In an experiment that seems worryingly like a prelude to Planet of the Apes-like situation, a chimpanzee has significantly outperformed humans in a computer game.
To compare the cognitive abilities of chimps and humans, researchers at the University of Michigan-Dearborn in the US challenged human and chimp participants to complete a complex maze in a virtual-reality computer game.
The participants were split evenly by gender, and comprised of twelve children aged between three and 12 years old, four adults, and four adult chimps from the Language Research Centre at Georgia State University.
To make their findings, scientists recorded how much distance the gamers covered before completing the maze – not before coaxing both human and chimp participants with bookstore vouchers, stickers, and snacks, respectively.
In the game, players navigated through alleys and around brick walls to find the goal. A blue square would tell the player they were following the right path, whereas a brown triangle signalled they were going the wrong way.
“Everything about testing is easier on a computer screen. You have so much more control, especially in non-human animals. You can’t just take them to a mall and say, ‘Go from here to there,’” Dorothy Fragaszy, the director of the Primate Cognition and Behavior Laboratory at the University of Georgia in Athens, told Fox News.

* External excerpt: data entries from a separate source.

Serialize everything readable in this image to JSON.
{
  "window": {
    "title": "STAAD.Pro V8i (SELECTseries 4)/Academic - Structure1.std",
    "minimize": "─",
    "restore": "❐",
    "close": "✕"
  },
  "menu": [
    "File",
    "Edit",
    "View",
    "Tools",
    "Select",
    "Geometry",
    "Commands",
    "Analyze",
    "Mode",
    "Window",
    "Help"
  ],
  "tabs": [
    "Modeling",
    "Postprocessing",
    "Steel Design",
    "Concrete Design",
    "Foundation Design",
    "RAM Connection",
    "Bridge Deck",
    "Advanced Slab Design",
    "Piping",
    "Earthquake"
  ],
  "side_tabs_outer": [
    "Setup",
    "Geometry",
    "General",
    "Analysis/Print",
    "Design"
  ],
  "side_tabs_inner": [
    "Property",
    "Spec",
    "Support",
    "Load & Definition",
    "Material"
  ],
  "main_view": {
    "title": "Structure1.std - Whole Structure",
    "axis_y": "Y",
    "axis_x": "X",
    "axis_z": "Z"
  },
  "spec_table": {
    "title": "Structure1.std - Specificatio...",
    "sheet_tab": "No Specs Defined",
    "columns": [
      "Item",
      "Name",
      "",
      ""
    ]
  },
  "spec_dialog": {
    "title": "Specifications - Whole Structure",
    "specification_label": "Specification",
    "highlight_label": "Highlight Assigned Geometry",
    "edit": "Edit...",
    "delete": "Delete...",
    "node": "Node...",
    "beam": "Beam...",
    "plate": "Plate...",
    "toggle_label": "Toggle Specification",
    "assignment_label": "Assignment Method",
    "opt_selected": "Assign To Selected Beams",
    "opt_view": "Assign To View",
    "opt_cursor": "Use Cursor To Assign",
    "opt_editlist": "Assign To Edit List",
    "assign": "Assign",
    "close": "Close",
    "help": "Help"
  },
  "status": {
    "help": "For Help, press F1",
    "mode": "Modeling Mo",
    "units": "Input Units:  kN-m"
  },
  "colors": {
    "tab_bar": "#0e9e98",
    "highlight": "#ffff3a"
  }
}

She had worked with all of the chimps in the virtual-reality study before, but was not a part of the study itself.
During the most difficult round, a chimp called Panzee worked out a significantly shorter route around the maze in comparison any of the children, and even some of the human adult participants.
“The humans would ask me for answers, but I would tell them, 'I can’t give the chimps answers,'” said Francine Dolins, a primatologist at the University of Michigan-Dearborn and first author on the study, which was published online in the American Journal of Primatology.
Dolins believes that the Panzee’s success reflects a trend in captive chimps.
While an ape raised in the Language Research Centre is well-fed from birth and is not pressured to compete for food in the same way as a wild chimp, Dolins believe the study reflects behaviour retained from the wild.
In their natural habitat, male chimps search for food in groups, and attack unwary females who are forced to find more conspicuous sources for their food.
“In the small number of studies I’ve done, females do better than males” on goal-oriented maze and puzzle games, she said.